■ **What is required**:
In the records below, which lines include "kind"? Copy them.

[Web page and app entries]
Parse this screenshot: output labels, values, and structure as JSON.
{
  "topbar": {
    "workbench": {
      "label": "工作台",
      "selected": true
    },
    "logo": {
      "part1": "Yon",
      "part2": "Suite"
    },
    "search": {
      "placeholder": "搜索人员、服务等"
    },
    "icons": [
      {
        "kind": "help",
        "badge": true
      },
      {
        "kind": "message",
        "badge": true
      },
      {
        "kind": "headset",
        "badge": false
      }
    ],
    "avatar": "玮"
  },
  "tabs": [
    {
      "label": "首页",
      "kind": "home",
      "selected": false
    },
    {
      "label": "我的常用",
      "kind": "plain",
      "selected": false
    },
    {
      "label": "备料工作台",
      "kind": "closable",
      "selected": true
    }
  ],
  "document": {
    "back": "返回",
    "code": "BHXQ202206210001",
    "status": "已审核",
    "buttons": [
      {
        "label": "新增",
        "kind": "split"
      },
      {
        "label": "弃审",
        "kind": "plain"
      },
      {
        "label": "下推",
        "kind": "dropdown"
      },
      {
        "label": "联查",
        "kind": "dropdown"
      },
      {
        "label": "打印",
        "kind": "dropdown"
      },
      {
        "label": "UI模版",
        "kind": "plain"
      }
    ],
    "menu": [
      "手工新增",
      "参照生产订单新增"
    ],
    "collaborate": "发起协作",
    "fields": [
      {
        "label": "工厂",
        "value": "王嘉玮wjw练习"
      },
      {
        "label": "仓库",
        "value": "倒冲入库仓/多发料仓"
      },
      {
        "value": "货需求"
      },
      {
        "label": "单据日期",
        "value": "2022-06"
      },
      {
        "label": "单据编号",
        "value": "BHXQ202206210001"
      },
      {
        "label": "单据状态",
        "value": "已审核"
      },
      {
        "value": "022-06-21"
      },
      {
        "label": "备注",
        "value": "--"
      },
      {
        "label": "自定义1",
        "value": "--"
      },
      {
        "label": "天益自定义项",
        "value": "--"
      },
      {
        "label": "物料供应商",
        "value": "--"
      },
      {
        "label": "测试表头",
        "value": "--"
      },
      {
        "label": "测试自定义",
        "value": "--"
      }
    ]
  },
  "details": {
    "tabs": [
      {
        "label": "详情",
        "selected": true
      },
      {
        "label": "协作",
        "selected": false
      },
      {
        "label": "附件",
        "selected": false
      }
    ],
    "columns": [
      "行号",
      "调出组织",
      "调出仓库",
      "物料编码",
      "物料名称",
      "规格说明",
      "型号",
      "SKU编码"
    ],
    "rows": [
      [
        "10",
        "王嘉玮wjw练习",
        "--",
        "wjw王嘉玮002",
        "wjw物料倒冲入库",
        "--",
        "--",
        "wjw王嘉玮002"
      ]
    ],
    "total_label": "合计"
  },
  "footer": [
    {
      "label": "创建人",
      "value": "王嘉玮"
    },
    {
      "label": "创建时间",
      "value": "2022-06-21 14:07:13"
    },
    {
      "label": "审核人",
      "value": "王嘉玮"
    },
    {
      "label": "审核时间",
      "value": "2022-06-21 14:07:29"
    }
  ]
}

■ **Written solution**:
        "kind": "help",
        "kind": "message",
        "kind": "headset",
      "kind": "home",
      "kind": "plain",
      "kind": "closable",
        "kind": "split"
        "kind": "plain"
        "kind": "dropdown"
        "kind": "dropdown"
        "kind": "dropdown"
        "kind": "plain"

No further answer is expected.